Common sense would seem to dictate that when you start charging online readers for access to your content, you’ll see a major decrease in traffic. Obviously, not every reader is going to take out his wallet when you start putting previously free articles behind a pay wall.
Yet, Newsday, which recently started charging $5 a week for Newsday.com to non-subscribers, is looking for any other answer besides the obvious one.
November saw a 34 percent drop in traffic from the month before for the site once it put up a pay wall, and a 35 percent decrease from last November. But Newsday is claiming that last November was a fluke, just an unusually high month of online traffic caused by the 2008 presidential race and murder of a local teacher.
In addition to putting up a pay wall, Newsday.com retains advertising on its site, and a big decrease in unique visitors could potentially lead to a loss in advertising revenue, which may be why the newspaper is scrambling to explain the figures. Still, you can’t have it both ways. With the recent price hike of the paper in New York (which will likely have a similar effect of driving away customers), and the recent changes to the paper’s masthead, no amount of executive assurance will convince advertisers that Newsday isn’t hemorrhaging readers. And if Newsday‘s pay wall — which was already considered a risky decision in the industry — turns out to be a failure, what will that mean for the rest of the publications that have followed suit or plan to do so soon?

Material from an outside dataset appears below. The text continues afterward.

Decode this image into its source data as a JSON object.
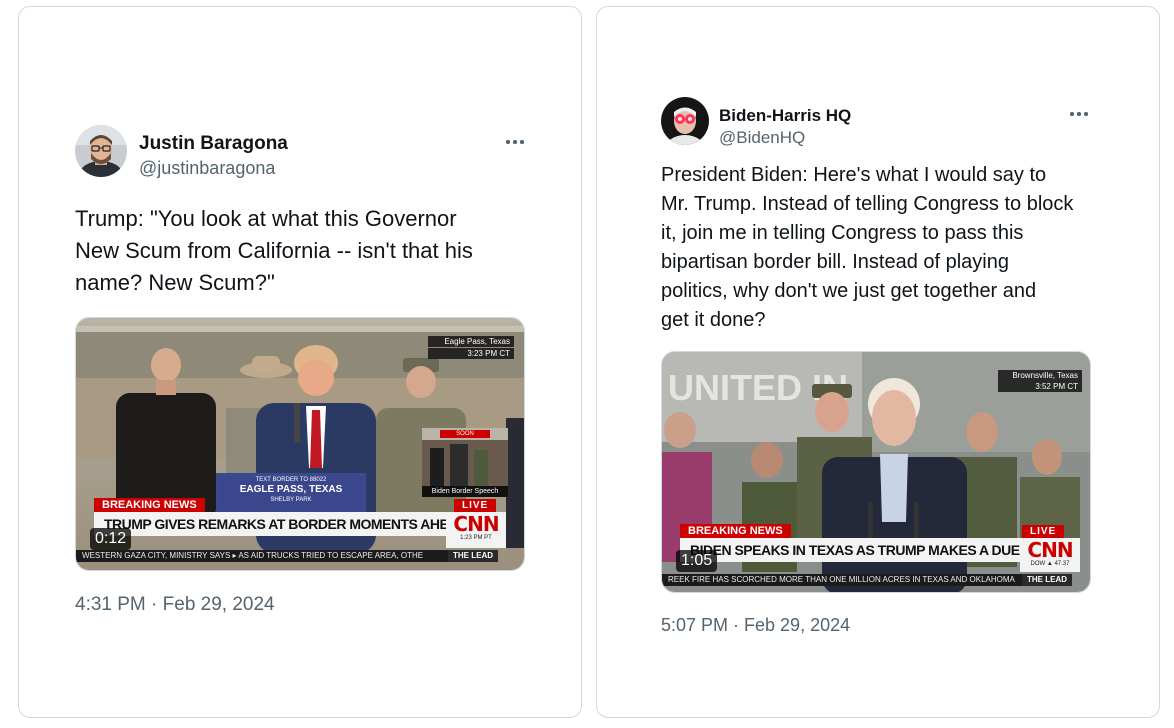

Read More: Pay Wall Drives Newsday.com Traffic Down, Paper Says According To Plan –MediaPost